In Scarsdale, there are numerous public parks, such as Davis Park, a well-liked destination for young families, and Crossway Park, which has baseball diamonds. They hold birthday parties and participate in annual events like a Halloween parade, craft-making, and much more. The Greenburgh Nature Center is a well-known outdoor recreation spot in Scarsdale. And this is a popular place to take the kids because it is on 33 acres, has walking paths, an innovative playground, and an indoor center with live animals.

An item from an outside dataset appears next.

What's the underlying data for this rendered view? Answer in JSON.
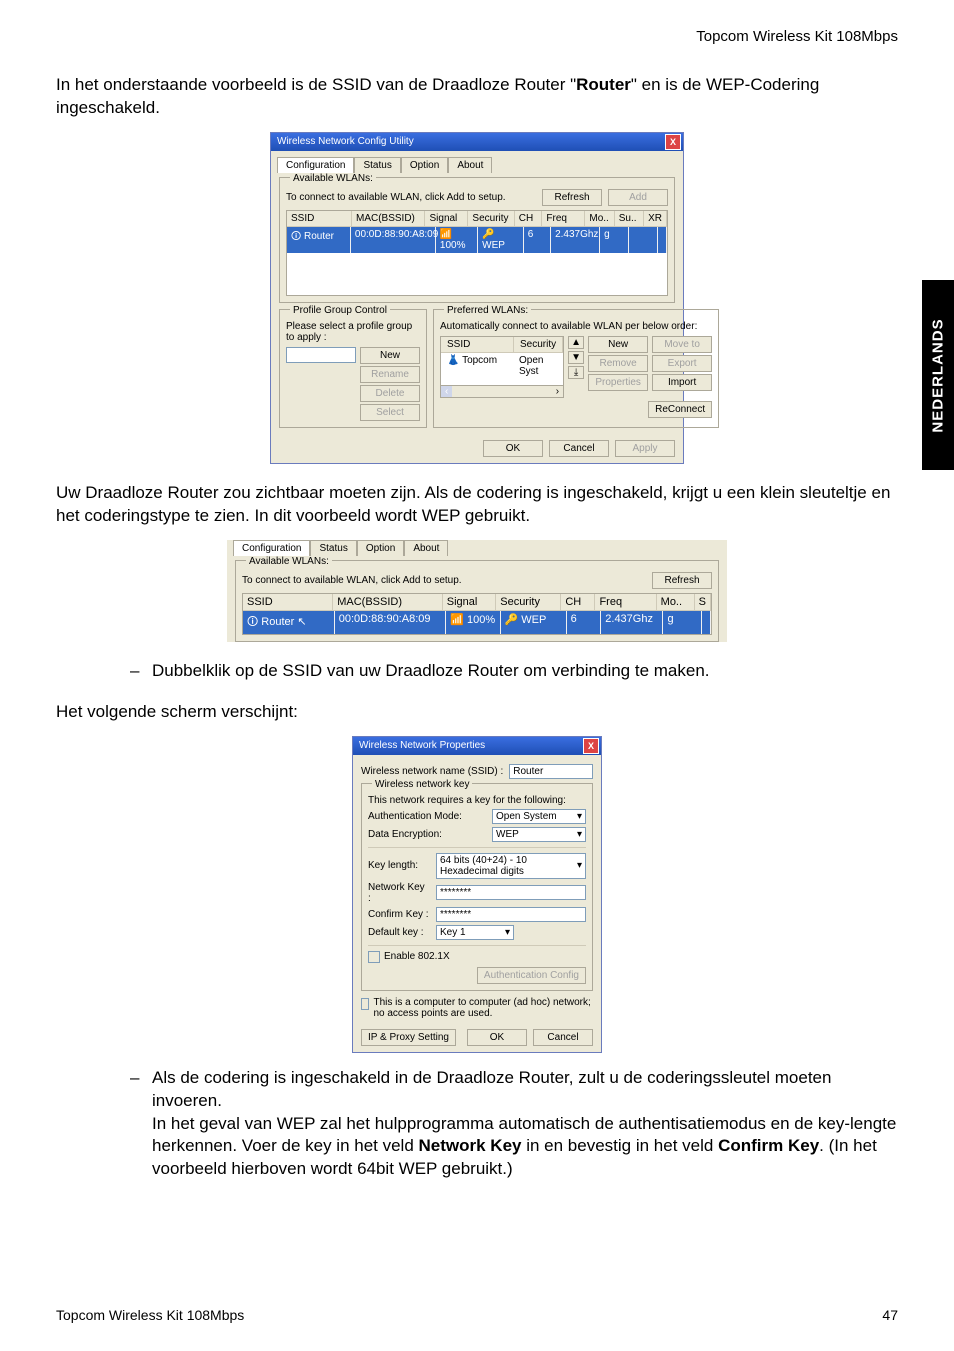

The Walk Score for this location is 85 out of 100. You can complete most errands on foot as this area is pretty walkable. The distance is seven minutes by foot from the Tarrytown stop of the Hudson. Patriots Park, Losee Park, and Douglas Park park are close by. The beautifully refurbished Music Hall offers more than just music. Additionally, it accommodates comedians, children’s theater, dancing groups, and movie screenings, drawing enthusiastic crowds. There are several options for food before and after a performance.
Tarrytown has a sizable multinational population and a wide variety of restaurants. Lefteris Gyro serves Greek food, Churrasqueira serves Portuguese, and Equus serves the greatest gnocchi. Visit Coffee Labs Roasters and get a cup of coffee. Customers travel to Mint Premium Foods to purchase the delectable free-range chickens.

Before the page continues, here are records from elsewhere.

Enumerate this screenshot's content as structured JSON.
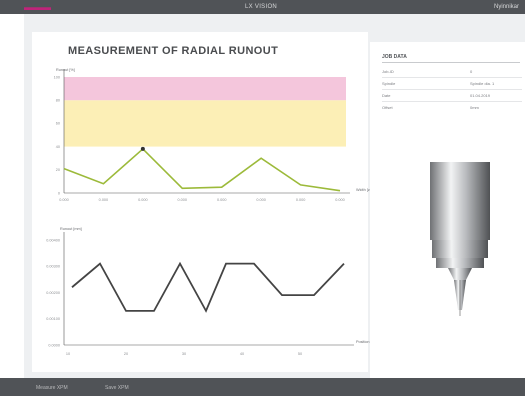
{
  "header": {
    "logo": "▬▬▬",
    "app_title": "LX VISION",
    "user": "Nyinnikar"
  },
  "main": {
    "title": "MEASUREMENT OF RADIAL RUNOUT"
  },
  "colors": {
    "topbar": "#505357",
    "accent": "#c0247a",
    "series_top": "#9cba3a",
    "series_bottom": "#444444",
    "band_pink": "#f4c6dc",
    "band_yellow": "#fcefb6"
  },
  "chart_data": [
    {
      "type": "line",
      "ylabel": "Runout [%]",
      "xlabel": "Width [z-mm]",
      "x": [
        "0.000",
        "0.000",
        "0.000",
        "0.000",
        "0.000",
        "0.000",
        "0.000",
        "0.000"
      ],
      "values": [
        21,
        8,
        38,
        4,
        5,
        30,
        7,
        2
      ],
      "ylim": [
        0,
        100
      ],
      "y_ticks": [
        "0",
        "20",
        "40",
        "60",
        "80",
        "100"
      ],
      "bands": [
        {
          "from": 40,
          "to": 80,
          "color": "#fcefb6"
        },
        {
          "from": 80,
          "to": 100,
          "color": "#f4c6dc"
        }
      ],
      "highlight_index": 2
    },
    {
      "type": "line",
      "ylabel": "Runout [mm]",
      "xlabel": "Position [mm]",
      "x": [
        "10",
        "20",
        "30",
        "40",
        "50"
      ],
      "values": [
        2.2,
        3.1,
        1.3,
        1.3,
        3.1,
        1.3,
        3.1,
        3.1,
        1.9,
        1.9,
        3.1
      ],
      "ylim": [
        0,
        4
      ],
      "y_ticks": [
        "0.0000",
        "0.00100",
        "0.00200",
        "0.00300",
        "0.00400"
      ],
      "x_ticks": [
        "10",
        "20",
        "30",
        "40",
        "50"
      ]
    }
  ],
  "job": {
    "title": "JOB DATA",
    "rows": [
      {
        "k": "Job-ID",
        "v": "0"
      },
      {
        "k": "Spindle",
        "v": "Spindle dia. 1"
      },
      {
        "k": "Date",
        "v": "01.04.2019"
      },
      {
        "k": "Offset",
        "v": "0mm"
      }
    ]
  },
  "footer": {
    "item1": "Measure XPM",
    "item2": "Save XPM"
  }
}
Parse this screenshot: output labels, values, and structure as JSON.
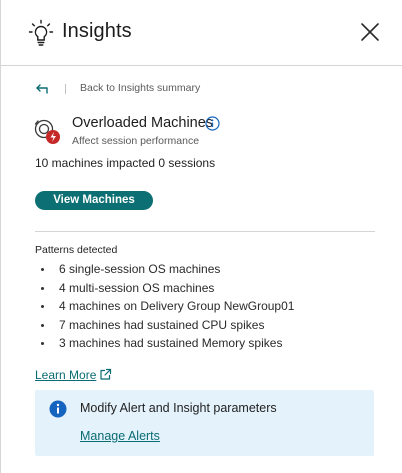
{
  "colors": {
    "accent": "#0b6f73",
    "link": "#0a6c73",
    "alert_background": "#e4f2fb",
    "info_icon_blue": "#1565c0",
    "badge_red": "#c62828"
  },
  "header": {
    "icon": "lightbulb-icon",
    "title": "Insights",
    "close_icon": "close-icon"
  },
  "nav": {
    "back_icon": "back-arrow-icon",
    "back_label": "Back to Insights summary"
  },
  "insight": {
    "icon": "overloaded-machine-icon",
    "title": "Overloaded Machines",
    "info_icon": "info-icon",
    "subtitle": "Affect session performance",
    "impact": "10 machines impacted 0 sessions",
    "view_button": "View Machines"
  },
  "patterns": {
    "label": "Patterns detected",
    "items": [
      "6 single-session OS machines",
      "4 multi-session OS machines",
      "4 machines on Delivery Group NewGroup01",
      "7 machines had sustained CPU spikes",
      "3 machines had sustained Memory spikes"
    ]
  },
  "learn_more": {
    "label": "Learn More",
    "icon": "external-link-icon"
  },
  "alert": {
    "icon": "info-icon",
    "text": "Modify Alert and Insight parameters",
    "link": "Manage Alerts"
  }
}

It is fantastic to find nature so close to the city because it is so lovely. You can find a pleasant trail with bushy scenery along the Bronx Roger Parkway, a short stroll from the center of White Plains. It looks fantastic right now with all the fall colors. Mamaroneck Avenue was the “Fifth Avenue of Westchester County” in the 1950s and 1960s. Later, urban regeneration and indoor malls drained the city of life and left behind a depressing landscape of dollar stores and shoe retailers. However, White Plains is now a bustling city with outstanding restaurants, some of the country’s best bars, and singles hangouts.
At night, a virtual river of revelers flows through the bars on Mamaroneck Avenue, Main Street, and East Post Road. College students and recent grads frequent Ron Black’s; the 20s set frequents Brazen Fox; beer hounds frequent Lazy Boy Saloon (which carries nearly 500 varieties); cover bands and karaoke enthusiasts frequent Vintage Lounge & Restaurant. There are many dining options, but Sushi Nanase, Mulino’s, City Limits Diner, and Morton’s Steakhouse are must-musts.